Postby javalin390 » Tue Jun 28, 2016 4:37 pm

Almost forgot that I started this post !! Thanks to Bill Cassedy for bringing the subject back up, so I will update what I accomplished. Rob, the fella in Dayton, did a beautiful job on the stainless steel rudders, craftsmanship was spectacular. Put them in with new packing glands & GFO packing...My bilge is now DRY !!! The steering cylinder was, as I figured, so old that no parts or replacement cylinders were available. Luckily there is a place close by where I work (in the Cleveland area) that sells hydraulic seals for every cylinder on planet earth. So I went ahead & rebuilt it myself. I replaced the worn o-ring seals with the much better X type "Quad-ring" type seals. Shouldn't ever have to fix it again. (hopefully) Bead blasted & polished all the machined surfaces & repainted the outside of the cylinder. The pivot bearing, that mounts the fixed end of the cylinder, was easily located from an online bearing company (it's used literally on hundreds of industrial machine applications). All said & done, probably have less than $400 in it, that includes the stainless rudders ! I did luck out as far as the bleeding procedure goes, since I only had the cylinder off, it didn't take much fluid, or work, to bleed it out. Bought a little foot operated bicycle tire pump, to air up the hydraulic reservoir, and it is small enough to keep on the boat with the rest of my tools. Sandblasted, polished and painted all the remaining parts and gave her a "rear end alignment". Steers straight and you can turn the wheel with your finger.

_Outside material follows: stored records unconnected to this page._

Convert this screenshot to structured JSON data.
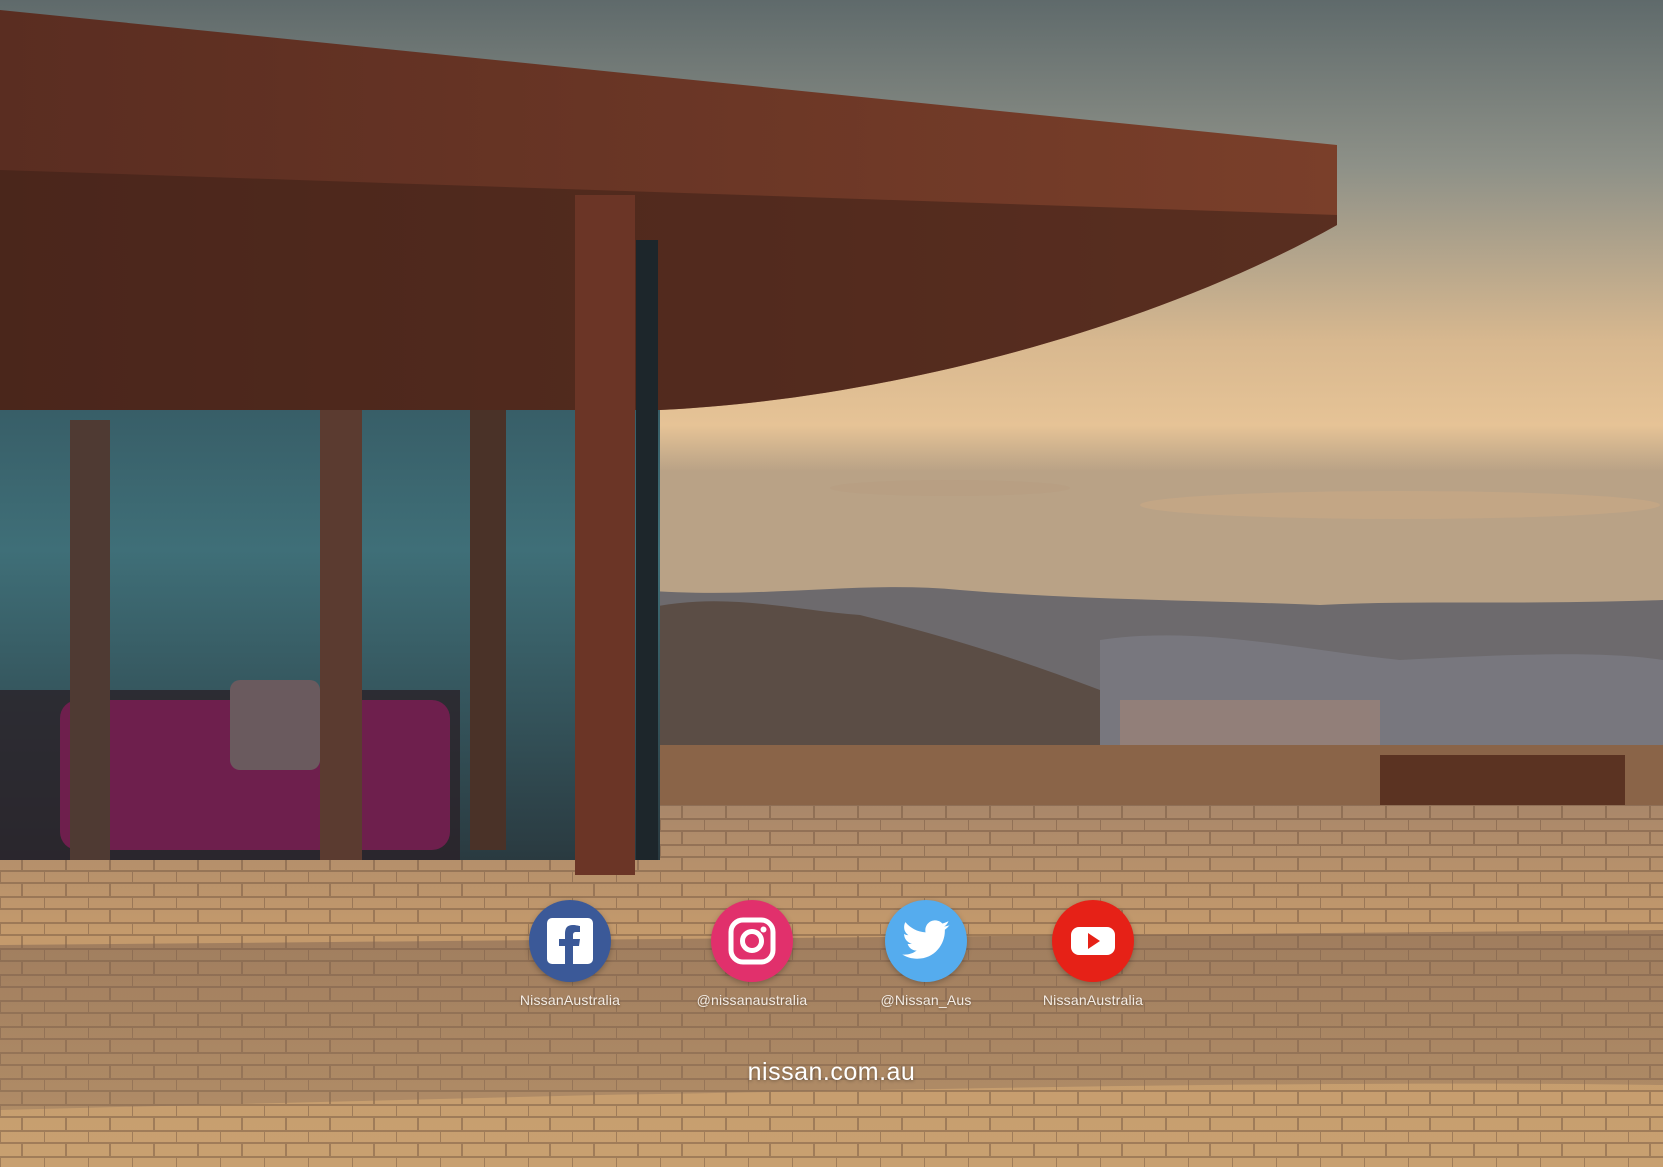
{
  "social": [
    {
      "id": "facebook",
      "icon": "facebook-icon",
      "color": "#3b5998",
      "handle": "NissanAustralia"
    },
    {
      "id": "instagram",
      "icon": "instagram-icon",
      "color": "#e1306c",
      "handle": "@nissanaustralia"
    },
    {
      "id": "twitter",
      "icon": "twitter-icon",
      "color": "#55acee",
      "handle": "@Nissan_Aus"
    },
    {
      "id": "youtube",
      "icon": "youtube-icon",
      "color": "#e62117",
      "handle": "NissanAustralia"
    }
  ],
  "website": {
    "url": "nissan.com.au"
  }
}
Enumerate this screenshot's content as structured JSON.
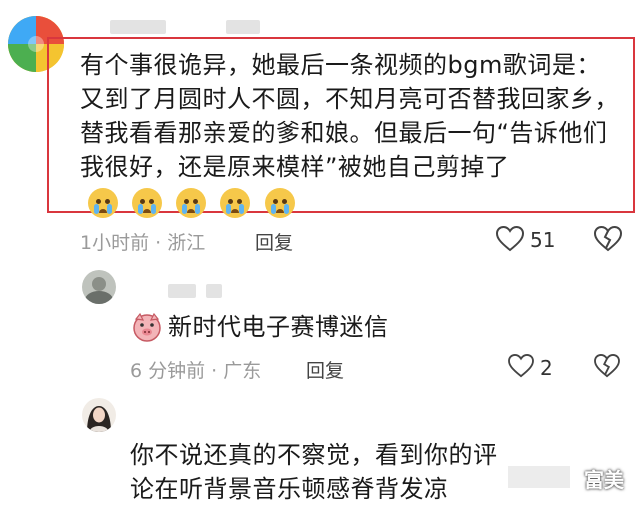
{
  "comment": {
    "text": "有个事很诡异，她最后一条视频的bgm歌词是：又到了月圆时人不圆，不知月亮可否替我回家乡，替我看看那亲爱的爹和娘。但最后一句“告诉他们我很好，还是原来模样”被她自己剪掉了",
    "emoji": "crying-face-icon",
    "emoji_count": 5,
    "meta": "1小时前 · 浙江",
    "reply_label": "回复",
    "like_count": "51"
  },
  "reply1": {
    "text": "新时代电子赛博迷信",
    "meta": "6 分钟前 · 广东",
    "reply_label": "回复",
    "like_count": "2"
  },
  "reply2": {
    "text": "你不说还真的不察觉，看到你的评论在听背景音乐顿感脊背发凉"
  },
  "watermark": "富美",
  "colors": {
    "highlight": "#d9363e",
    "meta_gray": "#9a9a9a"
  }
}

Jim Elias
1974 37' SedanFlybridge
Twin 360 Chryslers.
Marblehead, Ohio